How a car loan affects your credit score
If you are in the market for a new set of wheels and looking to buy with financing, you might be wondering: Does a car loan affect your credit score? This is definitely something to consider when taking out any type of credit product.
The reality is that all types of financing have the potential to affect your credit score, both positively and negatively, and at different stages of the borrowing process.
To better understand how a car loan could affect your credit rating, it helps to know how credit scores are calculated.
When determining your credit score, Australia’s major credit bureaus, Experian and Equifax, take a series of factors into consideration, including:
- Credit inquiries
- Credit used vs available
- Types of credit
- Refund history
- Length of credit history
The extent to which these factors can influence your credit score is not publicly available information. But it should be noted that a car loan can impact most of them in one way or another.
Will getting a car loan help my credit score?
Since the introduction of comprehensive credit reports, credit grantors are required to report positive credit events in addition to negative events.
This means that your car loan could indeed improve your credit score if you take the opportunity to consistently demonstrate responsible credit behavior.
By regularly making your car loan repayments on time and making a concerted effort to avoid late payments, your repayment history could benefit your credit score.
Could getting a car loan hurt my credit rating?
On the flip side, there are several ways a car loan could hurt your credit rating, including the following scenarios:
1. Submit multiple car loan applications:
Whenever you apply for credit, the loan provider will perform a credit check which is recorded in your credit report as a firm investigation.
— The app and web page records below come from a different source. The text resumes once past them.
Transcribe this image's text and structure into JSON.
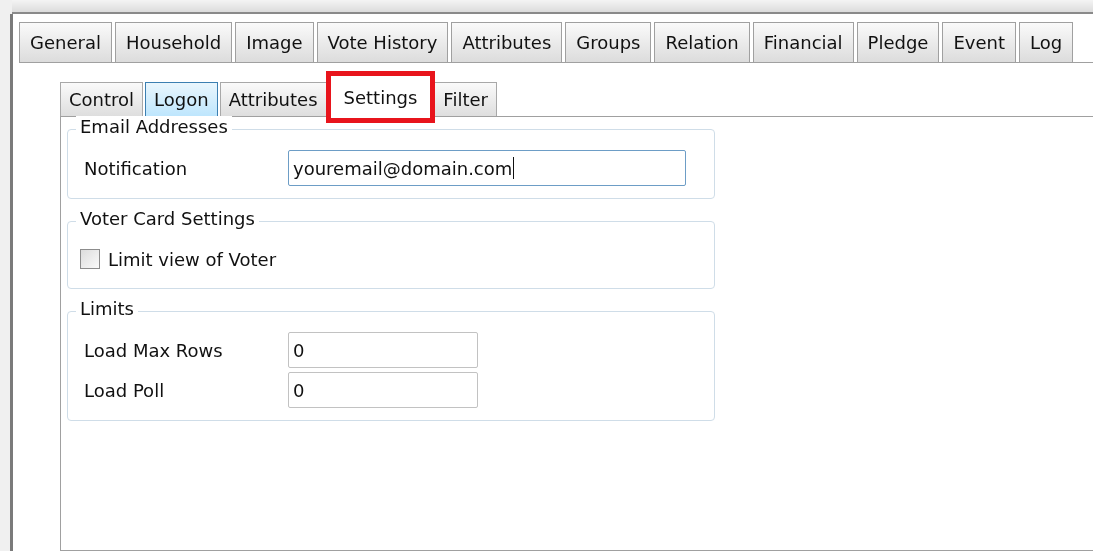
{
  "tabs": [
    {
      "label": "General",
      "selected": false
    },
    {
      "label": "Household",
      "selected": false
    },
    {
      "label": "Image",
      "selected": false
    },
    {
      "label": "Vote History",
      "selected": false
    },
    {
      "label": "Attributes",
      "selected": false
    },
    {
      "label": "Groups",
      "selected": false
    },
    {
      "label": "Relation",
      "selected": false
    },
    {
      "label": "Financial",
      "selected": false
    },
    {
      "label": "Pledge",
      "selected": false
    },
    {
      "label": "Event",
      "selected": false
    },
    {
      "label": "Log",
      "selected": false
    }
  ],
  "sub_tabs": [
    {
      "label": "Control",
      "selected": false,
      "hovered": false,
      "highlighted": false
    },
    {
      "label": "Logon",
      "selected": false,
      "hovered": true,
      "highlighted": false
    },
    {
      "label": "Attributes",
      "selected": false,
      "hovered": false,
      "highlighted": false
    },
    {
      "label": "Settings",
      "selected": true,
      "hovered": false,
      "highlighted": true
    },
    {
      "label": "Filter",
      "selected": false,
      "hovered": false,
      "highlighted": false
    }
  ],
  "groups": [
    {
      "title": "Email Addresses",
      "rows": [
        {
          "kind": "field",
          "label": "Notification",
          "value": "youremail@domain.com",
          "wide": true,
          "focused": true
        }
      ]
    },
    {
      "title": "Voter Card Settings",
      "rows": [
        {
          "kind": "checkbox",
          "label": "Limit view of Voter",
          "checked": false
        }
      ]
    },
    {
      "title": "Limits",
      "rows": [
        {
          "kind": "field",
          "label": "Load Max Rows",
          "value": "0",
          "wide": false,
          "focused": false
        },
        {
          "kind": "field",
          "label": "Load Poll",
          "value": "0",
          "wide": false,
          "focused": false
        }
      ]
    }
  ]
}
If you submit multiple auto loan applications at once, or in close succession, you could risk damaging your credit score.
2. Missing payments:
Forgetting to make your car loan payments, or paying them after the due date, could hurt your credit score. As a general rule, the longer the late payment, the more serious the event is likely to be and the more it could have a significant impact on your credit score.
But keep in mind that while a one or two day late payment isn’t the biggest risk to your credit score, chances are you’ll still be subject to late fees.
3. Repay your car loan:
This one might seem counterintuitive, but it should be noted that reaching the end of your car loan term and making your final repayment could lead to an initial drop in your credit rating. The main reason for this is that it will no longer be listed as an active account on your credit report, so if this is your only form of credit or your oldest account, the length of your credit history will be. shortened.
Longer credit history tends to be more desirable for lenders because it allows them to see your credit behavior over the long term. However, a potential reduction in credit rating resulting from a loan repayment will likely only be temporary – so there is no reason to delay that final repayment.
What credit score is needed to get a car loan?
Credit providers generally determine the interest rates for auto loans based on the credit score. Excellent credit borrowers will often be rewarded with the most competitive interest rates, while average or poor credit borrowers tend to be offered higher interest rates.
There is no specific credit score that will guarantee the approval of a car loan, but it is generally true that the higher your credit score, the more desirable you may be as a customer for lenders.
So while a car loan has the potential to both positively and negatively affect your credit score, doing your due diligence and managing your credit responsibly can give you the tools you need to protect it from harm. best possible.